Component data from apps and pages:

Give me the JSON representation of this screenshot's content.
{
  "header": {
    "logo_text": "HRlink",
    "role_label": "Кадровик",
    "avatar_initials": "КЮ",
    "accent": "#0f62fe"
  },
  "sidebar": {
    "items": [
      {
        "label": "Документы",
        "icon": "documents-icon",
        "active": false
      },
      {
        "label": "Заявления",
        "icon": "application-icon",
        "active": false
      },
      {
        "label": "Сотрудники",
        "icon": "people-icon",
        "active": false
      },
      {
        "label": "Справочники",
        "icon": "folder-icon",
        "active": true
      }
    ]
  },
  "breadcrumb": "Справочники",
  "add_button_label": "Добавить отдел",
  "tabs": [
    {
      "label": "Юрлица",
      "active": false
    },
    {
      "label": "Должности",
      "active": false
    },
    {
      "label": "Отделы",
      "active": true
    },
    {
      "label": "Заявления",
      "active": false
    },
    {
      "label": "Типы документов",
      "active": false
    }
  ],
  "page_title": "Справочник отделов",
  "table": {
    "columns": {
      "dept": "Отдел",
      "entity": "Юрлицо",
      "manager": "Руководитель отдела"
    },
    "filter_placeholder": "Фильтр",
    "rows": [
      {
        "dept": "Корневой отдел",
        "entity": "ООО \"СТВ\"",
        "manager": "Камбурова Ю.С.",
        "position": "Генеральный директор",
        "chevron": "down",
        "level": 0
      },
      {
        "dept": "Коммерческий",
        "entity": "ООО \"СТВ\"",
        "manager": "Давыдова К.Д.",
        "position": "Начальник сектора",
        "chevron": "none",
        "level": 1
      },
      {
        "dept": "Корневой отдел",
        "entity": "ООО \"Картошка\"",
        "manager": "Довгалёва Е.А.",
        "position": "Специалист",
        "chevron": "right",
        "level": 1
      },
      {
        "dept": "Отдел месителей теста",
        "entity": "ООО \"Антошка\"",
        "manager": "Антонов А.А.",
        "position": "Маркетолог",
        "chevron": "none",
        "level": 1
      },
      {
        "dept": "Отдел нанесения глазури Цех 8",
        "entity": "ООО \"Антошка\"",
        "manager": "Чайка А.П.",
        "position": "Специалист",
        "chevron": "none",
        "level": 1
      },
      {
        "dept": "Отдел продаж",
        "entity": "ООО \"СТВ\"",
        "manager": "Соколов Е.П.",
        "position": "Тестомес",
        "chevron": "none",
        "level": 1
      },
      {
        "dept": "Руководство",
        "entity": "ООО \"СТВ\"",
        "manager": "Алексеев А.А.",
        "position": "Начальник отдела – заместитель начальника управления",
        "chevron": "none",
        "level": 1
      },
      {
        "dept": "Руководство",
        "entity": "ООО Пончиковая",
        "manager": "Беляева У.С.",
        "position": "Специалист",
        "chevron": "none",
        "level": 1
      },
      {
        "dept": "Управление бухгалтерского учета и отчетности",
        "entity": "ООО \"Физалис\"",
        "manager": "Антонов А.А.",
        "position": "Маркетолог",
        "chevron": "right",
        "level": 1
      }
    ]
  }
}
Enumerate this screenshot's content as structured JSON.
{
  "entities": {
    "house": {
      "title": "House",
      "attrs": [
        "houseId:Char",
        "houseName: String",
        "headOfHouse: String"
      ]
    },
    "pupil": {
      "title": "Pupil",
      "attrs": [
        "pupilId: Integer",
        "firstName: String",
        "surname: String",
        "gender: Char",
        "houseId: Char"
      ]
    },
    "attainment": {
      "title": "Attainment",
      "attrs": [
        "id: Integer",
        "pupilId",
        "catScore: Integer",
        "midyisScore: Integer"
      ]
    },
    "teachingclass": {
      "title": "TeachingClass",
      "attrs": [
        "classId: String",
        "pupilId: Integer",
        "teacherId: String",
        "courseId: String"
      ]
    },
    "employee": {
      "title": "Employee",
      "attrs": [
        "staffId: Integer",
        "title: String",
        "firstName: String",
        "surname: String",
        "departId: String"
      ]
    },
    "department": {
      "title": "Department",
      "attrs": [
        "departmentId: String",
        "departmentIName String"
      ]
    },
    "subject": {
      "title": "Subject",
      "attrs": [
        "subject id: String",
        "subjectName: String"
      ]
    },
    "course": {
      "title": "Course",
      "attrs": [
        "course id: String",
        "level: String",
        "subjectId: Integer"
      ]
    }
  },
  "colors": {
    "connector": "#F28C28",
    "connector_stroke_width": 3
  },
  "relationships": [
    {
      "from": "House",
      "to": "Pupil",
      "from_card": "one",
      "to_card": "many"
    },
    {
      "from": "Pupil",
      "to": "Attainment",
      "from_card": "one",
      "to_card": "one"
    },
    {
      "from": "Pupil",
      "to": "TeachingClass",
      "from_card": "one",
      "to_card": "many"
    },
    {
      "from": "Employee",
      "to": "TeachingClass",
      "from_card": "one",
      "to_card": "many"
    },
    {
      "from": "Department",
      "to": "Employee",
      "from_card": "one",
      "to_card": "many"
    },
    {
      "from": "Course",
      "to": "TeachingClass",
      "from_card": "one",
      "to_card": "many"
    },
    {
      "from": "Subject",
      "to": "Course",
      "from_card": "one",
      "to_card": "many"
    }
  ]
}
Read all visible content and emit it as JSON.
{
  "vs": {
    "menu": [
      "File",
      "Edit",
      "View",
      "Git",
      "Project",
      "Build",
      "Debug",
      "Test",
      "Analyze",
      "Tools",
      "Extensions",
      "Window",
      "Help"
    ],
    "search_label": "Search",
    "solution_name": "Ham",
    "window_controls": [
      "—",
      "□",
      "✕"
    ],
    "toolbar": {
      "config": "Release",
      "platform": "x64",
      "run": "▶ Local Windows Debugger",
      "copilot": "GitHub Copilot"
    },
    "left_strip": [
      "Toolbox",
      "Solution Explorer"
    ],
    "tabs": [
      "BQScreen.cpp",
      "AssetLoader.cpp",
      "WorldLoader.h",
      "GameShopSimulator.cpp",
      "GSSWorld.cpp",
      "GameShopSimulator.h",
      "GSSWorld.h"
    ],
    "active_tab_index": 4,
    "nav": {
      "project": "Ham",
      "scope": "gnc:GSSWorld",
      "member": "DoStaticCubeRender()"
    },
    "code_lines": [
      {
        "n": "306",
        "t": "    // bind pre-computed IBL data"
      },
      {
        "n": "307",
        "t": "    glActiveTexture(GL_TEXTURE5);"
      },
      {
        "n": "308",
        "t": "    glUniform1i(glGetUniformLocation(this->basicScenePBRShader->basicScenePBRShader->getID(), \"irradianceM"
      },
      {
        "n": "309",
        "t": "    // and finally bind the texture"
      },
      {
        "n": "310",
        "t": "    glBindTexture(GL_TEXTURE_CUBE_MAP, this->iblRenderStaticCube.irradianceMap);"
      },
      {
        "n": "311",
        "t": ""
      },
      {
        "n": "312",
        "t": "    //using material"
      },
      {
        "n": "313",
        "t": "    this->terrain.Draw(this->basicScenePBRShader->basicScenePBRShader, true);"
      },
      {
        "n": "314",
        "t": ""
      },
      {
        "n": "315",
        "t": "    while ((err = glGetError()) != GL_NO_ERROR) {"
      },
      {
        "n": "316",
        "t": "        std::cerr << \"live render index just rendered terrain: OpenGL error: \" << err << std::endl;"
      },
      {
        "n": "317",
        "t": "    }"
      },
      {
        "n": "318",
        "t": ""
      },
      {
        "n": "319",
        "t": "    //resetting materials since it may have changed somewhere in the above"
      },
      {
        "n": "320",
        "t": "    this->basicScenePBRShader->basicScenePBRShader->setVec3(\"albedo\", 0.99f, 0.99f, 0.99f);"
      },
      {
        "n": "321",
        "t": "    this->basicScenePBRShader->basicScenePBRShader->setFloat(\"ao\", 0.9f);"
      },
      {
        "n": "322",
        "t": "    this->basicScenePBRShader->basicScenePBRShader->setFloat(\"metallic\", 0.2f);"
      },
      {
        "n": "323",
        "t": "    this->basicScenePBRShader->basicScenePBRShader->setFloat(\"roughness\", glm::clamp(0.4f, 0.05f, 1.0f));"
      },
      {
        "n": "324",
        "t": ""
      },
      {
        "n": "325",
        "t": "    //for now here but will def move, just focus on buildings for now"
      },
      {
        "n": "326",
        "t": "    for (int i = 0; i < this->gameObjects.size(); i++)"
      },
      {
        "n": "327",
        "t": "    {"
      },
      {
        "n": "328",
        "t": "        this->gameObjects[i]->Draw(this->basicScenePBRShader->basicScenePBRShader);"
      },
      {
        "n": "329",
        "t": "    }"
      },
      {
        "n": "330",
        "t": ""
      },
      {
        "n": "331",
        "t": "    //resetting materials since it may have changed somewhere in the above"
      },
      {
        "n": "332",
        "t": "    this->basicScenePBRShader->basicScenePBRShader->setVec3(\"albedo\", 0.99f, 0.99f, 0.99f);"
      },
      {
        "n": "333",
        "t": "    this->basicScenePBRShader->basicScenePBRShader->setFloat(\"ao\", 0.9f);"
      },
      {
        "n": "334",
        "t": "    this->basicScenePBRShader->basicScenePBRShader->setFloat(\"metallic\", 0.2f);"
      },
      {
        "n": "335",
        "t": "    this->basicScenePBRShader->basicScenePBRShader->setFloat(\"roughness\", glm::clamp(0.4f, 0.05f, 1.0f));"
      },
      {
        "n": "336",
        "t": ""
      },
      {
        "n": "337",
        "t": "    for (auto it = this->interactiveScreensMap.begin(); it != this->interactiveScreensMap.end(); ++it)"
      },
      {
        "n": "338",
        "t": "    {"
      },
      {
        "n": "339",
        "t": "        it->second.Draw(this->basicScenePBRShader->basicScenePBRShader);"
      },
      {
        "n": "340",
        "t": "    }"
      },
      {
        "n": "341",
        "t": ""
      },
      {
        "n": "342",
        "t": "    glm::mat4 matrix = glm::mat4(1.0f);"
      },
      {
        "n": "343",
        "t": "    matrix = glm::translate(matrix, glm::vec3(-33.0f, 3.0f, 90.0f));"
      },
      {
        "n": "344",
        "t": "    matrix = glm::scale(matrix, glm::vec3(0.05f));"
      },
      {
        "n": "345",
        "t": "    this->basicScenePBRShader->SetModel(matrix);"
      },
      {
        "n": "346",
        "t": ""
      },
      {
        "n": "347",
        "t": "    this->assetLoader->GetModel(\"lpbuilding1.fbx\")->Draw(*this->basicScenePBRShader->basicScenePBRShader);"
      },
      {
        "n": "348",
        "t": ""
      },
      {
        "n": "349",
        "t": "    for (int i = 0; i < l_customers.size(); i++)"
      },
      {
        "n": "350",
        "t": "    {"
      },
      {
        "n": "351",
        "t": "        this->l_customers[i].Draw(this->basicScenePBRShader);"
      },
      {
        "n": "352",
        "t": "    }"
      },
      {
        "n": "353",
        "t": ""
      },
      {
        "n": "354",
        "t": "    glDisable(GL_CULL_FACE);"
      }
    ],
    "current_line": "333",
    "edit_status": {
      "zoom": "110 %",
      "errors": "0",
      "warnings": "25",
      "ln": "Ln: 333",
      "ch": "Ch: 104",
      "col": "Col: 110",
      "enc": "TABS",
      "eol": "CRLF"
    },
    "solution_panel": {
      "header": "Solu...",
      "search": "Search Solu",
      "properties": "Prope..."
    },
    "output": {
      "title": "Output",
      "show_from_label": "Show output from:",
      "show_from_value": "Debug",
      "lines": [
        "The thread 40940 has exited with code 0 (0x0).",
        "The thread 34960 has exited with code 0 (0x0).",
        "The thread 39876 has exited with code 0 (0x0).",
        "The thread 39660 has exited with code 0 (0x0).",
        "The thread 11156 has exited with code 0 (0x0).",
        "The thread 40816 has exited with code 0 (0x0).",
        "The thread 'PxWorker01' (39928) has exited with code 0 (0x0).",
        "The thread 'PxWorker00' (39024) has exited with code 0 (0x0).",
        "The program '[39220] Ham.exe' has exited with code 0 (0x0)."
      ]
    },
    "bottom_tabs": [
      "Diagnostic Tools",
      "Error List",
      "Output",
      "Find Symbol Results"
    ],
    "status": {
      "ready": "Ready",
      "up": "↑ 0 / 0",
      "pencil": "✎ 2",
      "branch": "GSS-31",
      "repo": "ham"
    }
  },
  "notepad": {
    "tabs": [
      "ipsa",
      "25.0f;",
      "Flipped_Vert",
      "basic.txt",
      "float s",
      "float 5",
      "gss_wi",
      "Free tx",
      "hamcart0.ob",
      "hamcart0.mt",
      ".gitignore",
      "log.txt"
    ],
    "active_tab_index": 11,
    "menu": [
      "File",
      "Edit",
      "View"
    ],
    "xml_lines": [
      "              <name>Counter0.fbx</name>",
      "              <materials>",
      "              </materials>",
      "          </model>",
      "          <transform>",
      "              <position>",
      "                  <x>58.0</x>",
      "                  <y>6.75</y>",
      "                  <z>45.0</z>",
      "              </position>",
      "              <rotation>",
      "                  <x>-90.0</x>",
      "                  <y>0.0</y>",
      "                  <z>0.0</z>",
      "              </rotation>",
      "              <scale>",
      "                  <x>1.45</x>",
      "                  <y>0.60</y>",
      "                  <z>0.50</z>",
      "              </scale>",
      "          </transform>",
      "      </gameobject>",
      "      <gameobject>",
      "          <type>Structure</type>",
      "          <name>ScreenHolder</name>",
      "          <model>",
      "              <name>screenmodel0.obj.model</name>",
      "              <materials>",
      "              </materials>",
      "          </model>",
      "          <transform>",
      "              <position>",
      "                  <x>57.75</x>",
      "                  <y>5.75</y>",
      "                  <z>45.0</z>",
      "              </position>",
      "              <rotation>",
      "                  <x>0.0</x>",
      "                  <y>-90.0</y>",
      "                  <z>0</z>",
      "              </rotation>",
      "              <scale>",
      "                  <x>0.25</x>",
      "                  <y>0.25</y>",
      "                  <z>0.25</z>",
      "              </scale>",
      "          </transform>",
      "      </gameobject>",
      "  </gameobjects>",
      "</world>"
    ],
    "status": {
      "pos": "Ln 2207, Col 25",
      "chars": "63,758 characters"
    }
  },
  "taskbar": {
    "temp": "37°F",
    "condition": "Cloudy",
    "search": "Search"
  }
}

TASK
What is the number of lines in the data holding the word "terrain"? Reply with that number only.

RESULT BELOW
2